City, police response
Readers Miller and Novoselac decried what they consider the inability of police and city leaders to bring crime under control. Among other initiatives, Cook County State’s Attorney Kim Foxx has emphasized not prosecuting low-level, nonviolent crimes, per multiple reports.
“When the government is not responding to those things, that makes it pretty reasonable for people to say, ‘I’m not going to go there unless I need to,’ ” Miller said.
Novoselac added, “If they’re not going to make the city safer, then you can’t bark about people not coming down there.”
CPD representatives had no additional comment regarding the statistics, potential visitors’ perceptions or suggestions regarding how they can improve safety. That was the standard response among several Chicago governmental organizations and tourist attractions Shaw Local contacted.
Shaw Local received no responses to repeated telephone calls and emails to Chicago Mayor Lori Lightfoot’s office; the White Sox; the Field Museum of Natural History; the Museum of Science and Industry; the Shedd Aquarium; and the organizers of Lollapalooza, the music festival scheduled to take place July 28 to 31 in Grant Park.
The Cubs’ response was brief: “Appreciate you reaching out, but we’ll decline on contributing to this article,” media relations director Jason Carr stated in an email.
Considering their backgrounds, it might be difficult to consider Miller and Novoselac longtime Chicago-phobes.
Although Miller has lived in Bureau County at least part time for years, he is from Broadview, a western suburb of Chicago. He oversaw computer operations for the Pace suburban bus system and served on the Broadview Village Board.
Crime was among the reasons Miller relocated permanently to farm country, about 120 miles west of Chicago. He has become so ingrained there that he pursued public office again. Miller lost by 33 votes, out of more than 16,000 cast, in the 2020 election for Bureau County circuit clerk.
Miller said he visits Chicago only once or twice a year, usually for doctor’s appointments.

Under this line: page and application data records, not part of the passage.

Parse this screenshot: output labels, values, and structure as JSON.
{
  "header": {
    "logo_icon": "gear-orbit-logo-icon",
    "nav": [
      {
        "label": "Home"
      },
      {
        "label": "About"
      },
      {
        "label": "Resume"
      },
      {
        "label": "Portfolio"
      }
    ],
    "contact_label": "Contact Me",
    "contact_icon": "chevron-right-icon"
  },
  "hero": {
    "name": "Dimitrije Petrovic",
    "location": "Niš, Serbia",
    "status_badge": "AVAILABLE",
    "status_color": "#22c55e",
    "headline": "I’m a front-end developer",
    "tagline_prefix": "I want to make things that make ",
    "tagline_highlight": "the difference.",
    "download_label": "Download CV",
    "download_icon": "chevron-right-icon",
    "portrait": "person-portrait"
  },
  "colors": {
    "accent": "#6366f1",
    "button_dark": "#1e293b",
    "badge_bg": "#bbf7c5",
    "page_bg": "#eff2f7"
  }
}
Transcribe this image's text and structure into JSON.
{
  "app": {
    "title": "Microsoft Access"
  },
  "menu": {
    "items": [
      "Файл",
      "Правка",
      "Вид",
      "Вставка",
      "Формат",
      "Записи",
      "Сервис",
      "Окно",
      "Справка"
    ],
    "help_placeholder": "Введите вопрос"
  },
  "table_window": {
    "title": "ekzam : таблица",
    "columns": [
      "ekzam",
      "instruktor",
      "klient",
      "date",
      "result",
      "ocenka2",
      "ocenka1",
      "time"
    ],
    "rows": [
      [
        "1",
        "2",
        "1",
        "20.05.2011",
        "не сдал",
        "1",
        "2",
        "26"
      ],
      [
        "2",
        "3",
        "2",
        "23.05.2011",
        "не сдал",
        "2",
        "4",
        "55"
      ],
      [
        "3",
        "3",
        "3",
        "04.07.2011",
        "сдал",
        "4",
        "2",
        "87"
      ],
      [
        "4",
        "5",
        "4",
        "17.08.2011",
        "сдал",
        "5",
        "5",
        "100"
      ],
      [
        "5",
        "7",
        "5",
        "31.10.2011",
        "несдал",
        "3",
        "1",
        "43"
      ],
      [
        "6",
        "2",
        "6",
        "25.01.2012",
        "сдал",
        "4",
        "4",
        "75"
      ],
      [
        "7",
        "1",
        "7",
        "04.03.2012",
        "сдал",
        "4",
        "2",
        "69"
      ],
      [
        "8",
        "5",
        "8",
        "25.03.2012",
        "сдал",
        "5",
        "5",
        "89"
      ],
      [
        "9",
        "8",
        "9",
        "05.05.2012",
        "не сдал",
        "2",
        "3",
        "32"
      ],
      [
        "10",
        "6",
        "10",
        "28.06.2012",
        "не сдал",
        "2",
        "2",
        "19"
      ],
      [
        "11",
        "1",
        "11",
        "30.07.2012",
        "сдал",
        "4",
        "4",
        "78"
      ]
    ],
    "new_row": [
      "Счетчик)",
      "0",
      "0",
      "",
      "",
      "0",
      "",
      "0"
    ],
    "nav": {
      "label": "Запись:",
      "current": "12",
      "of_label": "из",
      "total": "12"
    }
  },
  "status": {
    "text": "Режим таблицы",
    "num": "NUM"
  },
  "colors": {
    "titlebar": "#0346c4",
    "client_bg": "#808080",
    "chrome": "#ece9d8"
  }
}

“I had noticed, especially over the last six or seven years, the deterioration of the area as far as crime is concerned,” he said.
City ‘never sleeps’
Novoselac grew up in Elk Grove Village, like Lakemoor a northwest suburb but one much closer to Chicago. Once she received her driver’s license as a teenager, she and her friends would frequent concerts and other big-city attractions, she said.
In the early 2000s, Novoselac’s job was based in downtown Chicago. For someone in their late 20s and early 30s, it was an attractive place to be.
“It was beautiful, and it was cool being around all the different people, the different demographics and all the food and the nightlife,” Novoselac said. “It’s like the town that never sleeps.”
Now it’s become the town to which Novoselac and her husband, Mark, never travel.
Mark Novoselac is even more resolute in his Chicago avoidance, his wife said. He refuses to go to his son’s residence, which is near the Ukrainian Village neighborhood on the Near West Side. Michelle Novoselac said she’s never seen the place.
It’s caused a rift, Novoselac suggested. Her stepson believes crime isn’t that bad and his family is being petty by not visiting.
Novoselac acknowledged that the media might exaggerate some aspects of Chicago violence. But as she sees it, the statistics and her observations warrant caution.
“I know that these things are truly happening,” Novoselac said. “The last thing in the world [my husband] wants to deal with is going into the city and taking a chance he’s going to be jumped or carjacked or somebody will be shooting at him on the tollway.”
Put it all together, and it’s difficult to see what in Chicago might lure back the Novoselacs, at least for now.
“It would have to be a [heck] of an attraction, something that I definitely could not get out here,” Michelle Novoselac said. “It’s sad because that’s where the culture is, where all the things are. We’re in this teeny-tiny McHenry County community, and we don’t leave it.”